by Joe Born
This is kind of a coda to Willis Eschenbach’s recent post about sea-level rise. In that post Mr. Eschenbach argued against confidence in the recently observed accelerations’ reality. His post was characteristically compelling. But there’s a sense in which the question of whether apparent acceleration is real seems secondary to whether the acceleration means much if it actually is real.
How would our resultant conclusions differ if we were certain that Mr. Eschenbach’s skepticism is misplaced? Suppose we knew that the published oceans-average values are precisely accurate and that all tide-gauge locations exhibit them uniformly. Would we then base our expectation of future rise on the observed acceleration? I’m no scientist, but I don’t think we would. Or at least we shouldn’t if we’re serious people. Acceleration is too fickle an indicator.
To place that claim into context, let’s briefly set acceleration aside and look at the trends of which accelerations are the first derivatives. The plots below show that, if we accept the PSMSL data as accurate, the 50-year trend has been increasing for about ten years. Before that it had decreased for a quarter of a century from a mid-century peak of nearly 3 mm/year.
Those observations are reasonably helpful. They tell us that the latest 50-year trend is in the lower portion of a range that’s prevailed for over a century, a range that would suggest an increase through the end of this century of between 4 and 10 inches.
Of course, we don’t know that the trend will remain in that range. Maybe we’d get a better sense of whether it will, though, if we shortened the intervals our projections are based on? That way the trend would be less insensitive to the most-recent data.
But here’s the problem. The data tell us it’s a mistake to start making projections based on shorter trend lengths. As the plot below shows, projections of the 2010 level based on past intervals’ trends can err wildly. Note how often the error exceeds the entire differences between the 2010 value and the past interval’s values themselves. The worst projections are the ones based on shorter intervals; those based on 25- and 50-year intervals tend to be better.
I hasten to add that the plot shows only extreme projections; other intervals’ trends project values that are almost exactly correct. But that’s just because the projections vary so widely that they’re bound to be right sometime.
Not only do the trends vary widely but, particularly for the shorter intervals, they also reverse frequently. And that brings us back to accelerations; it tells us that accelerations—the trends’ first derivatives—tend not only to be large but also to be followed by decelerations. The following plots show this.
Those plots also show that accelerations as high as recent ones are not uncommon. So there’s no reason to believe that the current acceleration, real or not, is cause for alarm. It is not unprecedented. And, if the past is prologue, it will be followed by deceleration. To assume the opposite is to ignore the existing record.

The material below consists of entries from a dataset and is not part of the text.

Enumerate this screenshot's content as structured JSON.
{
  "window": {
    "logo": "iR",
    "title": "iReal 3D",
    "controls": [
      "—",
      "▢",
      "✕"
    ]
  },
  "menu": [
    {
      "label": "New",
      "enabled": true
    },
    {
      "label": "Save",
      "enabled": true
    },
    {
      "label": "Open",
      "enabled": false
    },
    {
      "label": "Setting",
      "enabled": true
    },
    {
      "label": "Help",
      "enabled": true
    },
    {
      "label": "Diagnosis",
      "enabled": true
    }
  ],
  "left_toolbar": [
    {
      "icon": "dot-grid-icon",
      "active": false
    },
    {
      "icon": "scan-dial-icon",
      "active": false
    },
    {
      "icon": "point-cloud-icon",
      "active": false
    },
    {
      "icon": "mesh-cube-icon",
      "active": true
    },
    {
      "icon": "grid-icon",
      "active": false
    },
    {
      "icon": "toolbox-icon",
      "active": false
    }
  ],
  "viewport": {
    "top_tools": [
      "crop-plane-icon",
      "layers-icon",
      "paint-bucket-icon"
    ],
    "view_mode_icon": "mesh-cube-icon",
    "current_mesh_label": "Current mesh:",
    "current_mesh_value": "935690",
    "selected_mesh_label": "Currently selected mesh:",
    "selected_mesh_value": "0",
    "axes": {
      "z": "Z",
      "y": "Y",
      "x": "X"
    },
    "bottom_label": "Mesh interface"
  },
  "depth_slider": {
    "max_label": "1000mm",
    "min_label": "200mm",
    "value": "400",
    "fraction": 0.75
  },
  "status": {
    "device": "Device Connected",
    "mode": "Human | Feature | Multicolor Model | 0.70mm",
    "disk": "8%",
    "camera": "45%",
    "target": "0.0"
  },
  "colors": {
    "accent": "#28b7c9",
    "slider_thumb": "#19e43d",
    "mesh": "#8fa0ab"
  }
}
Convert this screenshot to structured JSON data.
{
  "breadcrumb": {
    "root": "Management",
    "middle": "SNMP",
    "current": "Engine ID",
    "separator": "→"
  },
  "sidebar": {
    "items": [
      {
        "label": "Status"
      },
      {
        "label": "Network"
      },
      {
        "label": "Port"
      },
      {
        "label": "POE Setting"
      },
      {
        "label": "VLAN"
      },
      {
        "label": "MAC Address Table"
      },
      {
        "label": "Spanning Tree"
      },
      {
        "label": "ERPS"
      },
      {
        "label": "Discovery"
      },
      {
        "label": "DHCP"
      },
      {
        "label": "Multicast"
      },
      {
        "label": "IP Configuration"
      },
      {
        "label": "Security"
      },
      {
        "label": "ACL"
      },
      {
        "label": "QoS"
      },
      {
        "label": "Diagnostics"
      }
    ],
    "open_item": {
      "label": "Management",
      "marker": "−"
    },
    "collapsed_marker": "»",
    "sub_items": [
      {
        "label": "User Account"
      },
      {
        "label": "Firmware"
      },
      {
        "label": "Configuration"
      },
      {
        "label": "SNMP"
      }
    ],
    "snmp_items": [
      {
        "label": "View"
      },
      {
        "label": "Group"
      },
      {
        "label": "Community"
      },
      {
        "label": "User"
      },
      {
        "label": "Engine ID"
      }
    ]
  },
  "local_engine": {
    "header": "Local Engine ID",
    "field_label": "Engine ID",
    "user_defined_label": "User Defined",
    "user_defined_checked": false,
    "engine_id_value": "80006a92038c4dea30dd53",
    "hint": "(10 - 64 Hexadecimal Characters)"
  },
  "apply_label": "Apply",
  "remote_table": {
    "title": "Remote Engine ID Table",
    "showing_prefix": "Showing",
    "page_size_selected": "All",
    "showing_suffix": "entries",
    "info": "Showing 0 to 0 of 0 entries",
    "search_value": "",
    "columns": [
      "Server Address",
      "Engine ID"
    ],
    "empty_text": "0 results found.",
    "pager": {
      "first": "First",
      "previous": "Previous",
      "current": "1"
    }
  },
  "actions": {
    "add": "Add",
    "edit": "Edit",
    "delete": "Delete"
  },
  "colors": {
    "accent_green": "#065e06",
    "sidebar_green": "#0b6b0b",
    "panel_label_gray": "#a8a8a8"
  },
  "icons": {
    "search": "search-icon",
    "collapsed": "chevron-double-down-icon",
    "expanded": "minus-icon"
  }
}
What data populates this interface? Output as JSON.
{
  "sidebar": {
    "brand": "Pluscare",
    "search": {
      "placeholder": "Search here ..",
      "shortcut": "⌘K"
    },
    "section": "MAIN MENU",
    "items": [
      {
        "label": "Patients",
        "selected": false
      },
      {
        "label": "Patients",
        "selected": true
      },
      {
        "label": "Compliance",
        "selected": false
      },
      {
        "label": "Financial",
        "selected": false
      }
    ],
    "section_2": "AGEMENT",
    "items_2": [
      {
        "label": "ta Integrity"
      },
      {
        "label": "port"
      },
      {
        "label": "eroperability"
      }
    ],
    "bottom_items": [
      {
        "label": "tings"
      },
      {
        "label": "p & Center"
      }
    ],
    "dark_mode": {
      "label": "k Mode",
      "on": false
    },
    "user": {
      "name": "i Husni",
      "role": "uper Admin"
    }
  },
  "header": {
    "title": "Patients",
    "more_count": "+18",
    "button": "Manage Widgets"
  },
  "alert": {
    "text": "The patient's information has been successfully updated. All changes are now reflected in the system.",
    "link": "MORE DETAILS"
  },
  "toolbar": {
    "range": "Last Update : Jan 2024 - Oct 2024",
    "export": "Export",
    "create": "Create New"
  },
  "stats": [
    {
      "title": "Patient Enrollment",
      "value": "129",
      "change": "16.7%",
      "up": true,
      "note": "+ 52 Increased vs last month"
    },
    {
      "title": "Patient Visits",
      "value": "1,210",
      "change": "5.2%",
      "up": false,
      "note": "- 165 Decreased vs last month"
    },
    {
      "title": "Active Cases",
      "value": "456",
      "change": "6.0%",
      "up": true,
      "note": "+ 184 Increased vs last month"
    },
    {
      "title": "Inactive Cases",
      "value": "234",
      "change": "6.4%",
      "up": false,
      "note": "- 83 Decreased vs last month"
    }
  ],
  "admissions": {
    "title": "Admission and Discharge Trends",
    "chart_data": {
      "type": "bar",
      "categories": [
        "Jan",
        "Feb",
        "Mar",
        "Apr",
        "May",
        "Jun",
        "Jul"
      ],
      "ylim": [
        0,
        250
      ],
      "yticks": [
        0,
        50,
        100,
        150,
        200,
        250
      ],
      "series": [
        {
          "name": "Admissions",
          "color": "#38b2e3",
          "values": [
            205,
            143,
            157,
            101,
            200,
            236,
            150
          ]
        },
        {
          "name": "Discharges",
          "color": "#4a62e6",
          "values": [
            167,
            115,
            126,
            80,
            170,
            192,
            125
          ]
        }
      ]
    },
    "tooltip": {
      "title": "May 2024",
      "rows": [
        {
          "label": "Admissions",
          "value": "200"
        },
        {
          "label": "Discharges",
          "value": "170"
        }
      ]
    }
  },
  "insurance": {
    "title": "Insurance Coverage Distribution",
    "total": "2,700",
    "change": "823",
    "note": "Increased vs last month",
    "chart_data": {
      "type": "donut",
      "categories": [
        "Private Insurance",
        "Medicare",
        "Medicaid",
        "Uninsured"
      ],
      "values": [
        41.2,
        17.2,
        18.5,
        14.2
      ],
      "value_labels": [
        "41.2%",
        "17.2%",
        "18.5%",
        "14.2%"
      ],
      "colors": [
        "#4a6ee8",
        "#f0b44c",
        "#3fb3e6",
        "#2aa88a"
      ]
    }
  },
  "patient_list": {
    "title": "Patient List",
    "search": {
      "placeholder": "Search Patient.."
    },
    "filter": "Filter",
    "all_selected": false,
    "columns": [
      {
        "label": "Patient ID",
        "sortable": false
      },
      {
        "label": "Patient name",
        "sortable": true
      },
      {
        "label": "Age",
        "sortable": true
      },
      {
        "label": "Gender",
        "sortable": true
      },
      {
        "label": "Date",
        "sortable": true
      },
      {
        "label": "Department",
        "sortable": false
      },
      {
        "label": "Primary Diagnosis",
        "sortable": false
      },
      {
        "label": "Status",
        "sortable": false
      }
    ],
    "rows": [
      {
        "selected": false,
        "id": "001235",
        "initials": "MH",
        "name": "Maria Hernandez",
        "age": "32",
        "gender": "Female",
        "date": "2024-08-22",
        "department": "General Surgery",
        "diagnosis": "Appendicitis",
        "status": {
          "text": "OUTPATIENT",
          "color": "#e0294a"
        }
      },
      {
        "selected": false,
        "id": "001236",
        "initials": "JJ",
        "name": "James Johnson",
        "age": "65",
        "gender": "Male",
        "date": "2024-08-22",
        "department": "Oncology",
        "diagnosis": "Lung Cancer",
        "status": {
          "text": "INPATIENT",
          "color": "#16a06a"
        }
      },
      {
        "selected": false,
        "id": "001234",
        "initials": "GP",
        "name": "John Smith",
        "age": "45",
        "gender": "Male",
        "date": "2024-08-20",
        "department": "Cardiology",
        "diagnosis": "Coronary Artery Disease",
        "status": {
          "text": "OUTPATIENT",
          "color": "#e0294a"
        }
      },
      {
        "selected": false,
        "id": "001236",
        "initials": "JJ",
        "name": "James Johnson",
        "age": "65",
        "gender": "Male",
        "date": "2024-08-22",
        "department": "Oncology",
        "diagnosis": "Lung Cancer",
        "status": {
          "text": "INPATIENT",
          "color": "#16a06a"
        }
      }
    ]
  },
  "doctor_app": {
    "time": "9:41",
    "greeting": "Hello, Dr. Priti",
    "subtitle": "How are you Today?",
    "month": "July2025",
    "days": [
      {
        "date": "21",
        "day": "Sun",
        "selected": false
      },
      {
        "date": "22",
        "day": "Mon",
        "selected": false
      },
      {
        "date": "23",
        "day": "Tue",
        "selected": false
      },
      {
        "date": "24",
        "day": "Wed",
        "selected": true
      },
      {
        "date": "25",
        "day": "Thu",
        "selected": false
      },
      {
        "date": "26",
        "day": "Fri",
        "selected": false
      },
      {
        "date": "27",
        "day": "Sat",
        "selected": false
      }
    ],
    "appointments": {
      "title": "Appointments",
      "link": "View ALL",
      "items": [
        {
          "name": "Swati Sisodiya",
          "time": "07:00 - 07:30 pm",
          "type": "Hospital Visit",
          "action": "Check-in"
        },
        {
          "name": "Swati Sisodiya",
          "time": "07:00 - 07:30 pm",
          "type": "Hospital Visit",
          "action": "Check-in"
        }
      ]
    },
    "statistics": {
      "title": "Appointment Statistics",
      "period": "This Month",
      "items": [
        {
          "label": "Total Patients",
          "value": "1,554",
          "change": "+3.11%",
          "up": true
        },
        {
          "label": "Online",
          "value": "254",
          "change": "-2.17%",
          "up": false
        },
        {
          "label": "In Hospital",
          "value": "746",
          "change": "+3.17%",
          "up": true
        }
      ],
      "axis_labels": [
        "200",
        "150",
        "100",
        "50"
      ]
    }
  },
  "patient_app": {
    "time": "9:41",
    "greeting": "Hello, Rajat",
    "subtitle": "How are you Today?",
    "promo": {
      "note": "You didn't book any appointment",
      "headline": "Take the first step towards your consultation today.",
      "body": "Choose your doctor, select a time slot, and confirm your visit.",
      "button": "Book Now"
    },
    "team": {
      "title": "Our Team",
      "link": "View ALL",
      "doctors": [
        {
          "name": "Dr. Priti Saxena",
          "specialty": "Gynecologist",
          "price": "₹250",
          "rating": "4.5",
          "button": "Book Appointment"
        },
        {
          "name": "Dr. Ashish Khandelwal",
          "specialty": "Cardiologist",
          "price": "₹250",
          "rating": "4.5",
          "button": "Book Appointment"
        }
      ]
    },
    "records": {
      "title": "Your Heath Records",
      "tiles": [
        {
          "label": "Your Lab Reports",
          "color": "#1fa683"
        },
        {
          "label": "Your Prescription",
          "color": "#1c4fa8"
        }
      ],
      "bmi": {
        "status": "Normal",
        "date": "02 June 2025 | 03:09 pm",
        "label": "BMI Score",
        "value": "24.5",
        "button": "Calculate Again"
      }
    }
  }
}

In short, basing projections on current acceleration has little to recommend it. But let’s try it anyway:
Obviously, basing projections of today’s level on accelerations would have been worse than basing them on trends. Basing projections of the future on accelerations would be a triumph of hope over experience. So how can scientists profess alarm at signs of acceleration?
Now permit me a digression. In The Death of Expertise: The Campaign against Established Knowledge and Why it Matters, Thomas Nichols decries the public’s failure to trust experts. Dr. Nichols admits that experts sometimes get it wrong, but he argues that this doesn’t justify my or some other layman’s basing rejection of an expert-proffered proposition on half an hour’s Googling.
In my own areas of expertise I, too, have experienced frustration at seeing laymen reject facts there’s really little room to doubt. Yet as a layman I’ve seen too many instances in which experts have lacked candor about which propositions fall into that category. In a world in which climate scientists base catastrophic projections on as fickle an indicator as sea-level acceleration, it’s questionable that as laymen we err more in skepticism than in credulity.
That’s why, for example, laymen like me often reject experts’ “social cost of carbon” estimates in favor of back-of-the-envelope calculations. In my case I’ve estimated that over this century CO2 fertilization would yield over a quarter million dollars in increased grain production alone per acre of land lost to a 3 mm/year sea-level rise. So to me increased carbon-dioxide concentration doesn’t seem like such a bad thing.
It’s not lost on us laymen that this type of analysis is highly simplistic, that it ignores the myriad facts the experts took into account. We’d like to have better alternatives. But, given scientist arguments like the acceleration one, our default position is to go with our guts unless the scientist can make a pretty compelling case for his reliability. True, this approach is non-intellectual. But under the circumstances I think it’s realistic.
End of digression.
Mr. Eschenbach did a good job of showing how shallow the evidence is for sea-level acceleration. But let’s not lose sight of how little meaning acceleration has in the first place. Or of who relies on it anyway.